Description/achievement of initiative
The British High Commission in Wellington has a strong interest in supporting community projects in Samoa that involve renewable energy, enhanced climate resilience and the potential for building sustainable economic opportunity. Building on our biogas projects of 2012 (below) on 21 October 2013 the Samoan Prime Minister turned the soil at a new site for resource testing centre in Apia. After signing a new agreement between the UK and Samoa, the Prime Minister, Tuilaepa Lupesoliai Malielegaoi and the then British High Commissioner, HE Mrs Vicki Treadell took their spades and turned the first soil in a new British funded NZ$22,000 bio digester research project.The turning of the soil and the signing of the Memorandum of Understanding is one more step in the renewed and sustainable relationship between the UK and Samoa.
In 2012 we provided funding for a demonstration project in Piu Village to prove that an invasive vine (merremia) could be a feedstock resource to produce biogas that could be used in cooking and lighting for village households. This demonstration system was installed in early 2013 by BHC's project partner BioEnceptionz Ltd of Wellington, New Zealand. (BioEnceptionz is a not-for-profit social enterprise specialising in showcasing the potential for bioenergy systems in Pacific Islands.) This demonstration project successfully met its objectives. It worked providing light, electricity and liquid fertaliser to the villagers, Parts were easy to install and cheap to repairIn 2013, the Resource Testing and Community Engagement Centre was funded to provide Samoa with the capability of methodically testing and cataloguing the biogas potential of a wide range of possible feedstocks that can be used in biodigesters to produce biogas, including for commercial scale operations. These feedstocks, include green waste such as grasses, vines, foliage drop and foodwaste and, as well, crop residues (such as taro leaves), crop processing wastes, and over abundant crop products with low market value.
Arrangements for Capacity-Building and Technology Transfer
Samoa Biogas systems is a local NGO. Both the STA and users are taught how to install the biodiversity systems and Samoa's will run the research centre giving full ownership to the community. We intend to fund a small cottage Businesses that makes fibregas tanks rather than rubber tanks which will allow manufacture on the island as well as instillation and maintenance.
Coordination mechanisms/governance structure

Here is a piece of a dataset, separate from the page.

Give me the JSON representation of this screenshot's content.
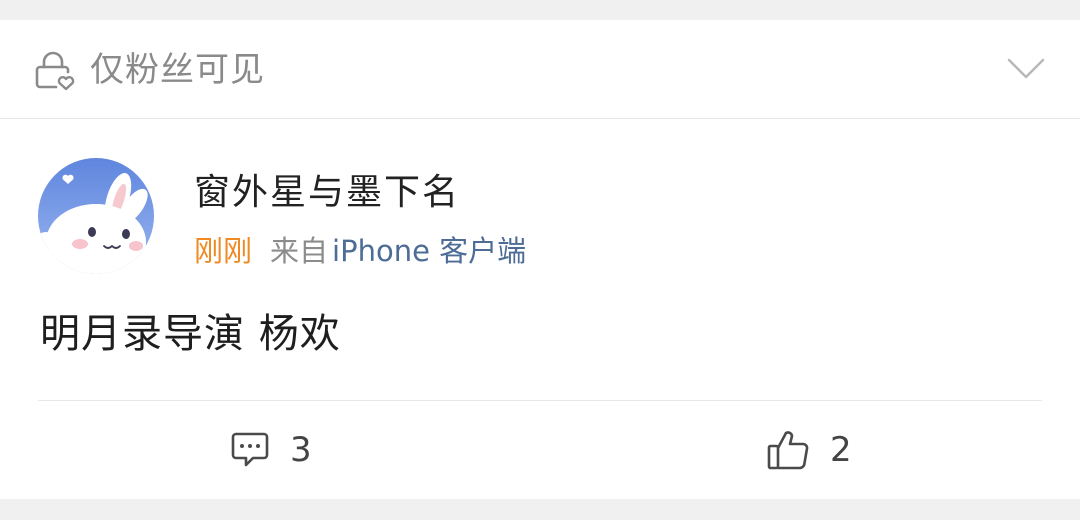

The ˜biogas potential" data that will come from the resource testing programme will provide much needed Samoa-circumstance specific information for a wide range of potential biodigester applications. STA have been heavily involved in our biogas project and more widelyBioEnception or the newly named Samoa Biogas system was a New Zealand-based entity operating under the principles of a not-for-profit social enterprise. It has now renamed it'self as a sign or it's commitment.They conceive, plan with host governments and donors, and implement feasibility studies involving advanced biomass and waste-based energy systems suitable for Pacific Island and other developing countries. They provide ˜seeing is believing" proof of the technical and economic applicability of the technologies. They are involved in the development of financeable business models that can be used by local companies when these new systems are rolled out.The Uk Government has funded biogas projects for a third year as a sign of it's ongoing commitment and it believed it can create bigger partnerships as well as encourage uptake of biogas across the SIDS. What a story to tell!
R and D to measue output per different product used (vines/coconut husks/other plant waste)
Resources devoted to implementation
Staff / Technical expertise
Biogas Systems Samoa and STA
Technical support from the STA, Political Support for the PRIME Minister